Five main trends in the development of various parts of the provincial district can be recognised in the later decades of the nineteenth century:

(1) The kauri-timber industry in the northern peninsulas reached its peak and supplied the quality timber for most building construction in New Zealand, as well as enjoying a substantial export trade to Australia. In 1888 Melbourne business interests secured the merger of 28 sawmills and a fleet of steamers into the Kauri Timber Co., which for many years was New Zealand's largest single industrial enterprise. By 1905 the provincial district's 50 sawmills employed more than 2,000 men and produced 45 per cent of the New Zealand timber output, three quarters of it being kauri.

(2) The kauri-gum trade expanded steadily after 1870 to a peak yield of 10,800 tons in 1905. In 1885 some 2,000 diggers were at work on the swamps and hillsides of Northland. They were augmented to 6,000 in 1890 by an influx of Dalmatian immigrants and the unemployed of Auckland. The gumdiggers were a floating population living in primitive camps, but some settled as farmers and Dalmatians were the first to specialise in the cultivation of the grape vine.

(3) The languishing quartz-mining industry was revived in the 1890s through the use of the cyanide process and improved managerial and technical efficiency. Substantial investment of British capital made it possible to work the large, lowgrade, gold-silver ores in the Ohinemuri district and there was a considerable influx of Australian skilled labour. The Martha Mine at Waihi was soon numbered among the great gold mines of the world and was the premier mine of Australasia. In its peak year, 1909, it employed 1,500 men, and by the time work ended in 1955 it had returned 35½ million ounces of gold and silver, valued at £28½ million.

(4) In the Waikato the coalfields, discovered during the Maori Wars, were developed to supply Auckland with fuel, but rural settlement made slow progress. On small farms near Hamilton and on large freehold estates in the Thames Valley the farm economy was a mixed one of beef cattle and sheep rearing on temporary pastures, root and forage cropping, and grain growing. Although the climate seemed ideal for grass growth, soils appeared to be frustratingly infertile. But one of the keys to the success of the later-day dairy industry was revealed in the remarkable stimulus to grass growth that followed the top-dressing of pastures with artificial phosphate fertilisers.

(5)The winning of new farmland progressed more rapidly on forested hill country than on the fern-covered lowlands. The Raglan and Kawhia hills were settled in the 1880s and 1890s and, after the opening of the King Country in 1885, sawmillers and farmers advanced with the construction gangs who were building the Main Trunk Railway. Progress with bushfelling was particularly rapid between 1880 and 1900 in the Poverty Bay and East Coast districts where, in contrast to the general course of land settlement in New Zealand, the Maori retained ownership of the land and merely granted long-term leases to the European farmer.
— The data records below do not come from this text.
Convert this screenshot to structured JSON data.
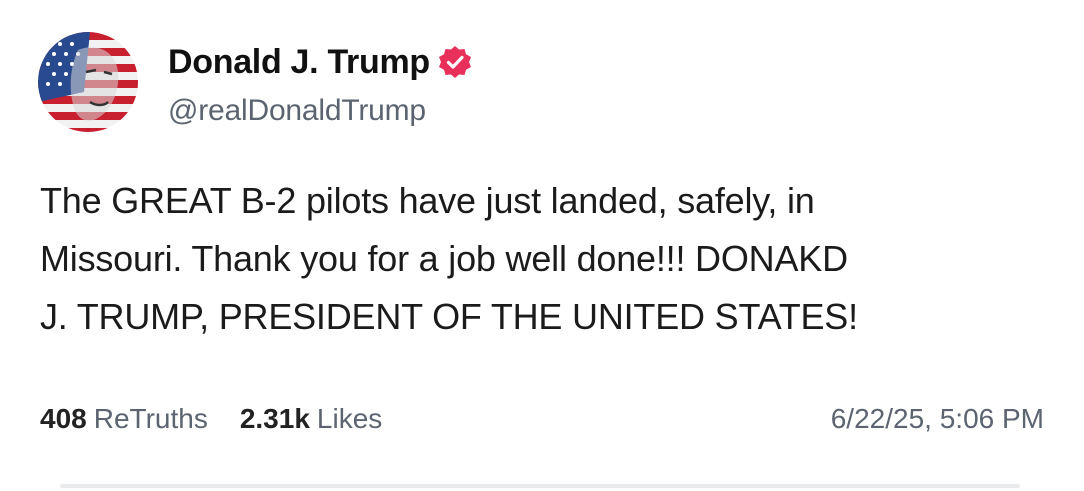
{
  "post": {
    "author": {
      "display_name": "Donald J. Trump",
      "handle": "@realDonaldTrump",
      "avatar_icon": "flag-portrait-avatar",
      "verified_icon": "verified-badge-icon",
      "verified_color": "#e8305a"
    },
    "text_lines": [
      "The GREAT B-2 pilots have just landed, safely, in",
      "Missouri. Thank you for a job well done!!! DONAKD",
      "J. TRUMP, PRESIDENT OF THE UNITED STATES!"
    ],
    "stats": {
      "retruths_count": "408",
      "retruths_label": "ReTruths",
      "likes_count": "2.31k",
      "likes_label": "Likes"
    },
    "timestamp": "6/22/25, 5:06 PM"
  }
}
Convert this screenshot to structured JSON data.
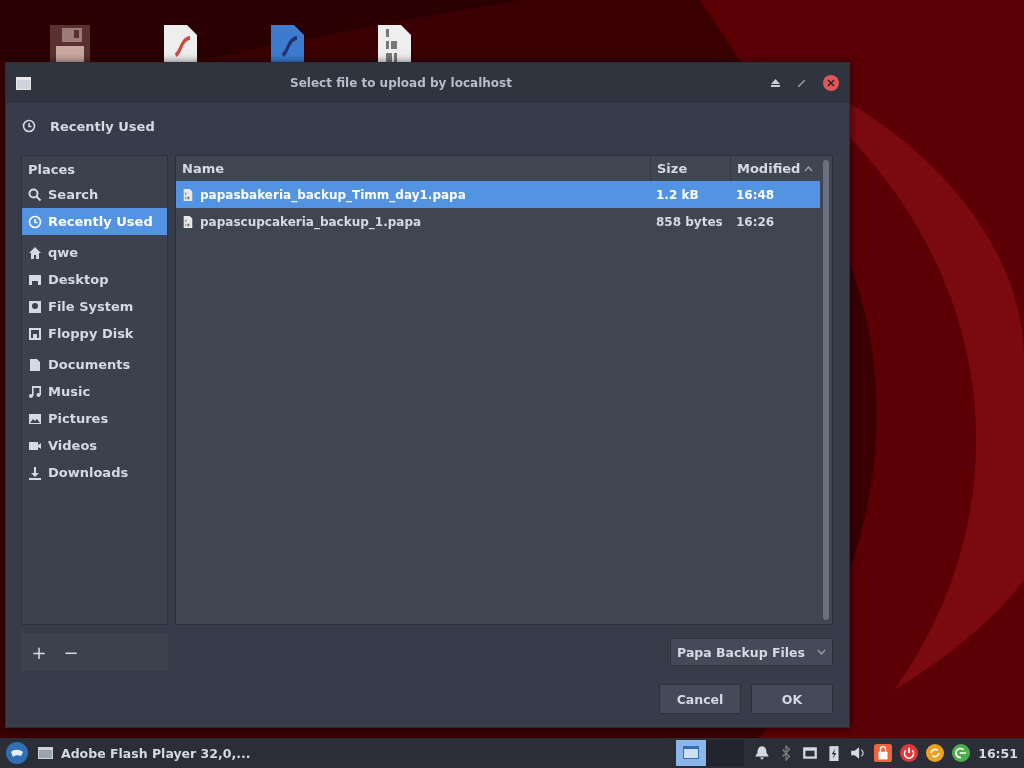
{
  "window": {
    "title": "Select file to upload by localhost"
  },
  "location": {
    "label": "Recently Used"
  },
  "places": {
    "heading": "Places",
    "groups": [
      [
        {
          "label": "Search",
          "selected": false
        },
        {
          "label": "Recently Used",
          "selected": true
        }
      ],
      [
        {
          "label": "qwe",
          "selected": false
        },
        {
          "label": "Desktop",
          "selected": false
        },
        {
          "label": "File System",
          "selected": false
        },
        {
          "label": "Floppy Disk",
          "selected": false
        }
      ],
      [
        {
          "label": "Documents",
          "selected": false
        },
        {
          "label": "Music",
          "selected": false
        },
        {
          "label": "Pictures",
          "selected": false
        },
        {
          "label": "Videos",
          "selected": false
        },
        {
          "label": "Downloads",
          "selected": false
        }
      ]
    ]
  },
  "places_buttons": [
    "+",
    "−"
  ],
  "table": {
    "columns": [
      {
        "label": "Name",
        "sorted": false
      },
      {
        "label": "Size",
        "sorted": false
      },
      {
        "label": "Modified",
        "sorted": true
      }
    ],
    "rows": [
      {
        "name": "papasbakeria_backup_Timm_day1.papa",
        "size": "1.2 kB",
        "modified": "16:48",
        "selected": true
      },
      {
        "name": "papascupcakeria_backup_1.papa",
        "size": "858 bytes",
        "modified": "16:26",
        "selected": false
      }
    ]
  },
  "filter": {
    "value": "Papa Backup Files"
  },
  "buttons": [
    "Cancel",
    "OK"
  ],
  "taskbar": {
    "task": "Adobe Flash Player 32,0,...",
    "clock": "16:51"
  }
}
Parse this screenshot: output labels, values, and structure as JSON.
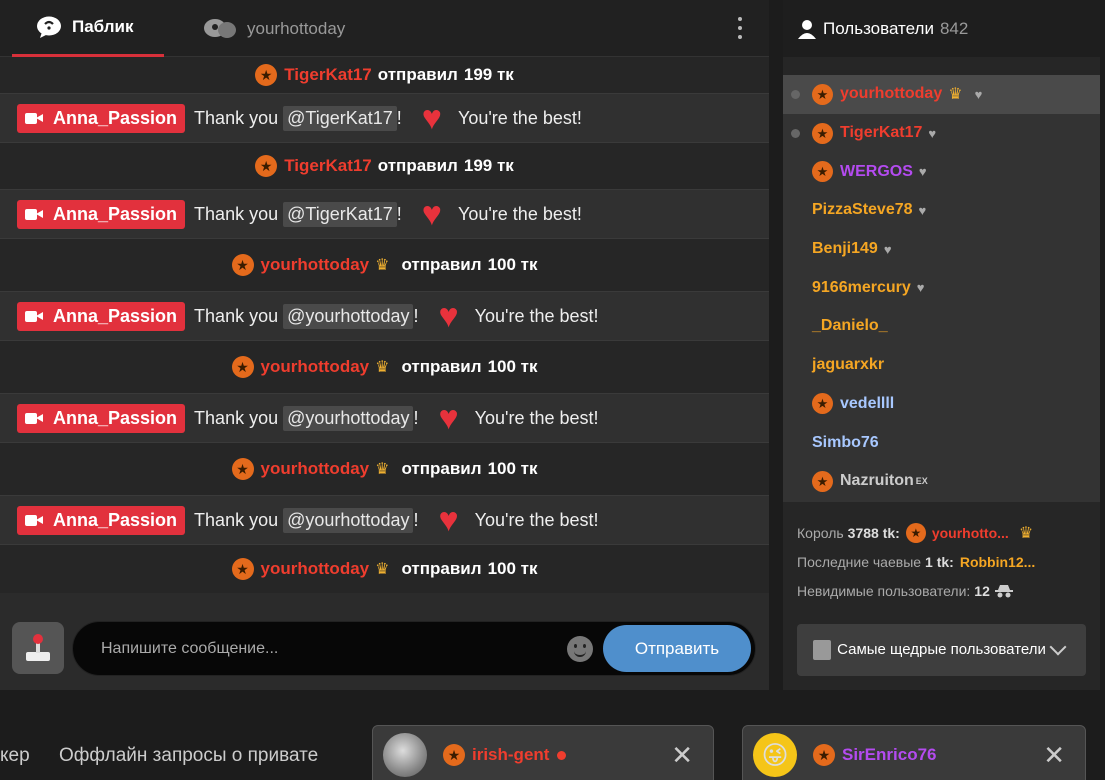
{
  "chat": {
    "tabs": [
      {
        "label": "Паблик"
      },
      {
        "label": "yourhottoday"
      }
    ],
    "messages": [
      {
        "type": "tip",
        "user": "TigerKat17",
        "color": "red",
        "crown": false,
        "text": "отправил",
        "amount": "199 тк"
      },
      {
        "type": "msg",
        "model": "Anna_Passion",
        "pre": "Thank you",
        "mention": "@TigerKat17",
        "excl": "!",
        "post": "You're the best!"
      },
      {
        "type": "tip",
        "user": "TigerKat17",
        "color": "red",
        "crown": false,
        "text": "отправил",
        "amount": "199 тк"
      },
      {
        "type": "msg",
        "model": "Anna_Passion",
        "pre": "Thank you",
        "mention": "@TigerKat17",
        "excl": "!",
        "post": "You're the best!"
      },
      {
        "type": "tip",
        "user": "yourhottoday",
        "color": "red",
        "crown": true,
        "text": "отправил",
        "amount": "100 тк"
      },
      {
        "type": "msg",
        "model": "Anna_Passion",
        "pre": "Thank you",
        "mention": "@yourhottoday",
        "excl": "!",
        "post": "You're the best!"
      },
      {
        "type": "tip",
        "user": "yourhottoday",
        "color": "red",
        "crown": true,
        "text": "отправил",
        "amount": "100 тк"
      },
      {
        "type": "msg",
        "model": "Anna_Passion",
        "pre": "Thank you",
        "mention": "@yourhottoday",
        "excl": "!",
        "post": "You're the best!"
      },
      {
        "type": "tip",
        "user": "yourhottoday",
        "color": "red",
        "crown": true,
        "text": "отправил",
        "amount": "100 тк"
      },
      {
        "type": "msg",
        "model": "Anna_Passion",
        "pre": "Thank you",
        "mention": "@yourhottoday",
        "excl": "!",
        "post": "You're the best!"
      },
      {
        "type": "tip",
        "user": "yourhottoday",
        "color": "red",
        "crown": true,
        "text": "отправил",
        "amount": "100 тк"
      }
    ],
    "input": {
      "placeholder": "Напишите сообщение...",
      "send_label": "Отправить"
    }
  },
  "users": {
    "title": "Пользователи",
    "count": "842",
    "list": [
      {
        "name": "yourhottoday",
        "style": "red",
        "star": true,
        "crown": true,
        "heart": true,
        "dot": true,
        "selected": true
      },
      {
        "name": "TigerKat17",
        "style": "red",
        "star": true,
        "crown": false,
        "heart": true,
        "dot": true,
        "selected": false
      },
      {
        "name": "WERGOS",
        "style": "purple",
        "star": true,
        "crown": false,
        "heart": true,
        "dot": false,
        "selected": false
      },
      {
        "name": "PizzaSteve78",
        "style": "orange",
        "star": false,
        "crown": false,
        "heart": true,
        "dot": false,
        "selected": false
      },
      {
        "name": "Benji149",
        "style": "orange",
        "star": false,
        "crown": false,
        "heart": true,
        "dot": false,
        "selected": false
      },
      {
        "name": "9166mercury",
        "style": "orange",
        "star": false,
        "crown": false,
        "heart": true,
        "dot": false,
        "selected": false
      },
      {
        "name": "_Danielo_",
        "style": "orange",
        "star": false,
        "crown": false,
        "heart": false,
        "dot": false,
        "selected": false
      },
      {
        "name": "jaguarxkr",
        "style": "orange",
        "star": false,
        "crown": false,
        "heart": false,
        "dot": false,
        "selected": false
      },
      {
        "name": "vedellll",
        "style": "blue",
        "star": true,
        "crown": false,
        "heart": false,
        "dot": false,
        "selected": false
      },
      {
        "name": "Simbo76",
        "style": "blue",
        "star": false,
        "crown": false,
        "heart": false,
        "dot": false,
        "selected": false
      },
      {
        "name": "Nazruiton",
        "style": "gray",
        "star": true,
        "crown": false,
        "heart": false,
        "dot": false,
        "selected": false,
        "sup": "EX"
      }
    ],
    "king": {
      "label": "Король",
      "amount": "3788 tk:",
      "name": "yourhotto..."
    },
    "last_tip": {
      "label": "Последние чаевые",
      "amount": "1 tk:",
      "name": "Robbin12..."
    },
    "invisible": {
      "label": "Невидимые пользователи:",
      "count": "12"
    },
    "top_label": "Самые щедрые пользователи"
  },
  "bottom": {
    "left_text1": "кер",
    "left_text2": "Оффлайн запросы о привате",
    "pm1": {
      "name": "irish-gent"
    },
    "pm2": {
      "name": "SirEnrico76"
    }
  }
}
The area in sown pasture in the Auckland Provincial District increased from 0·5 million to 1 million acres between 1881 and 1891 and to 1·8 million acres by 1901.